I don’t know how I can inspire others. I don’t even know how that can ever be an inspiration. According to me, either they should come out and speak up or they should enjoy life as it is. Let bygones be bygones and stop mulling over something that you can’t undo.
Why do you think survivors resist from talking or discussing their experiences?
See, I can talk only about my family, which was and is considerably liberal. They won’t question me. But again, there are different kind of families. One has to be a little careful. After all, we Indians live in a joint family kind of a set up. If not physically, we are still tied to our relatives. So we are bit wary.
I was surprised that people don’t speak up. I see this everywhere. Mothers won’t talk about that particularly dubious relative; they tend to look through such incidents. I don’t know why. I have known families where the father was the perpetrator and misbehaved with the girls and the mother remained silent. I feel, therefore, along with these fathers, the mothers also need to be put behind bars. When you know something is going wrong, at least stand for your child. How else will you protect your children? How else are you a guardian?
Do you think the industry is unkind and tough with its women?
Not tough. I mean, it is not just happening here; it is a problem across sectors — law, education, real estate, etc. Where is it not prevalent?
Tell me, what has happened to other child actors of my generation? Where are they? We never studied; never got time to go to school. Honey was lucky, she met a nice person like Javed; I was lucky to have met a gem of a person like KK Shukla, but what about the others? Just imagine what would have happened had my husband been a really bad guy and left me on the streets. I wasn’t educated, I would’ve had no other option. Either I would have looked for a seth (pimp) or would have taken refuge with a don.
But the glamour of the film industry is often a lucrative pull, compared to other industries.
Then pay a price for that glamour. What I always suggest is: If you really want to make showbiz your thing, do it, but also keep a backup option to rely upon in difficult times. You see, showbiz careers are not stable. Education is one key aid in that case. If I am educated, I will still be able to survive and remain independent. In today’s case, we are not providing any backing to these children.
There are so many reality shows featuring children these days...
The problem is till a kid remains a star no one dares touch him/ her. When the position tumbles, is when the problems start to arise. Until you are between No 1-5, you are safe; they are known children, they are popular.
See, I became a superstar. Everybody used to roam around taking me in their laps and shoulders. Then my popularity decreased; at that time the child remains very confused. They think, “What’s wrong? What have I done? Why are people not loving me anymore? Why is dad not talking to me? Why is mother so irritated?" That makes them afraid. Therefore, to get all that attention back… I don’t know what happens to a child. With me, I became very sad.
How should one be cautious in the entertainment and film industry?

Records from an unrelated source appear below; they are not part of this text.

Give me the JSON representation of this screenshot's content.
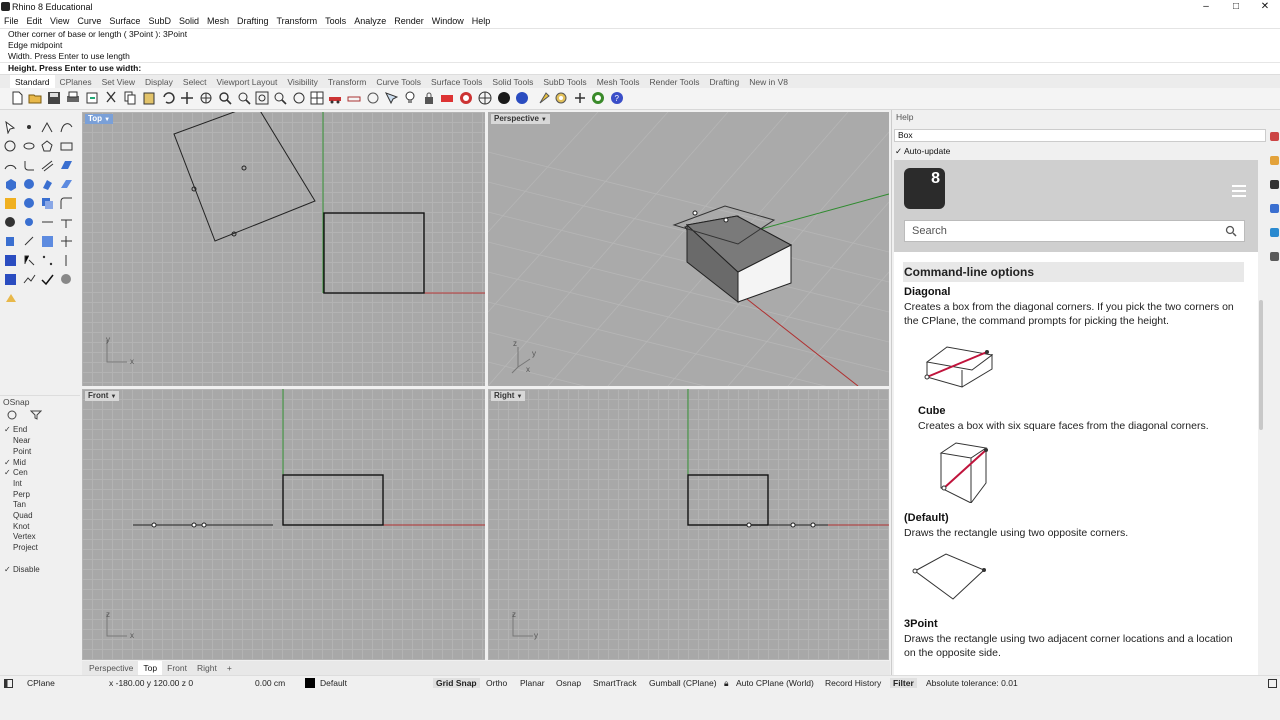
{
  "window": {
    "title": "Rhino 8 Educational",
    "controls": [
      "–",
      "□",
      "✕"
    ]
  },
  "menu": [
    "File",
    "Edit",
    "View",
    "Curve",
    "Surface",
    "SubD",
    "Solid",
    "Mesh",
    "Drafting",
    "Transform",
    "Tools",
    "Analyze",
    "Render",
    "Window",
    "Help"
  ],
  "command": {
    "history": [
      "Other corner of base or length ( 3Point ): 3Point",
      "Edge midpoint",
      "Width. Press Enter to use length"
    ],
    "prompt": "Height. Press Enter to use width:"
  },
  "toolbar_tabs": [
    "Standard",
    "CPlanes",
    "Set View",
    "Display",
    "Select",
    "Viewport Layout",
    "Visibility",
    "Transform",
    "Curve Tools",
    "Surface Tools",
    "Solid Tools",
    "SubD Tools",
    "Mesh Tools",
    "Render Tools",
    "Drafting",
    "New in V8"
  ],
  "active_toolbar_tab": "Standard",
  "viewports": {
    "top": {
      "label": "Top",
      "axis1": "x",
      "axis2": "y"
    },
    "perspective": {
      "label": "Perspective",
      "axis1": "x",
      "axis2": "y",
      "axis3": "z"
    },
    "front": {
      "label": "Front",
      "axis1": "x",
      "axis2": "z"
    },
    "right": {
      "label": "Right",
      "axis1": "y",
      "axis2": "z"
    }
  },
  "viewport_tabs": [
    "Perspective",
    "Top",
    "Front",
    "Right"
  ],
  "active_viewport_tab": "Top",
  "osnap": {
    "title": "OSnap",
    "items": [
      {
        "label": "End",
        "checked": true
      },
      {
        "label": "Near",
        "checked": false
      },
      {
        "label": "Point",
        "checked": false
      },
      {
        "label": "Mid",
        "checked": true
      },
      {
        "label": "Cen",
        "checked": true
      },
      {
        "label": "Int",
        "checked": false
      },
      {
        "label": "Perp",
        "checked": false
      },
      {
        "label": "Tan",
        "checked": false
      },
      {
        "label": "Quad",
        "checked": false
      },
      {
        "label": "Knot",
        "checked": false
      },
      {
        "label": "Vertex",
        "checked": false
      },
      {
        "label": "Project",
        "checked": false
      }
    ],
    "disable": {
      "label": "Disable",
      "checked": true
    }
  },
  "status": {
    "cplane": "CPlane",
    "coords": "x -180.00  y 120.00  z 0",
    "units": "0.00 cm",
    "layer": "Default",
    "layer_color": "#000000",
    "grid_snap": "Grid Snap",
    "ortho": "Ortho",
    "planar": "Planar",
    "osnap": "Osnap",
    "smarttrack": "SmartTrack",
    "gumball": "Gumball (CPlane)",
    "autocplane": "Auto CPlane (World)",
    "record_history": "Record History",
    "filter": "Filter",
    "tolerance": "Absolute tolerance: 0.01"
  },
  "help": {
    "panel_title": "Help",
    "topic": "Box",
    "auto_update": "Auto-update",
    "logo_text": "8",
    "search_placeholder": "Search",
    "section_title": "Command-line options",
    "options": [
      {
        "name": "Diagonal",
        "desc1": "Creates a box from the diagonal corners. If you pick the two corners on",
        "desc2": "the CPlane, the command prompts for picking the height."
      },
      {
        "name": "Cube",
        "desc1": "Creates a box with six square faces from the diagonal corners."
      },
      {
        "name": "(Default)",
        "desc1": "Draws the rectangle using two opposite corners."
      },
      {
        "name": "3Point",
        "desc1": "Draws the rectangle using two adjacent corner locations and a location",
        "desc2": "on the opposite side."
      }
    ]
  },
  "colors": {
    "accent": "#7aa0d8",
    "x_axis": "#b03030",
    "y_axis": "#2e8b2e",
    "help_diagram_red": "#c0143c"
  }
}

Why are the parents called guardians? To protect, right? Who am I approaching, which school am I sending my kids to, who are the teachers — we take care of our children this way, right? Aren’t we supposed to the same in any industry? Somebody has to take the responsibility.
Are parents wholly responsible?
It is all about proper parenting; that’s what parents are supposed to do. Make your children adept in studies. The showbiz is an easy game — you don’t have to use your brain; no intellectual exercise needed. Some parents say, ‘Arey isko naachne ka shauk hai, isse yahi karate hai (my kid likes to dance so let's put him/her into showbiz).’ Yes, he will do it anyway. But, what if he gets injured and doesn’t have the strength to dance? Let the kids be ready in something else also.
You have certainly started a much-needed conversation...
I hope so. I won’t be surprised if no one comes out and speaks up. Or even if they do, it will be all hush-hush. Don’t chase them; let them be. They might have their own issues.
Updated Date: Mar 23, 2018 19:11 PM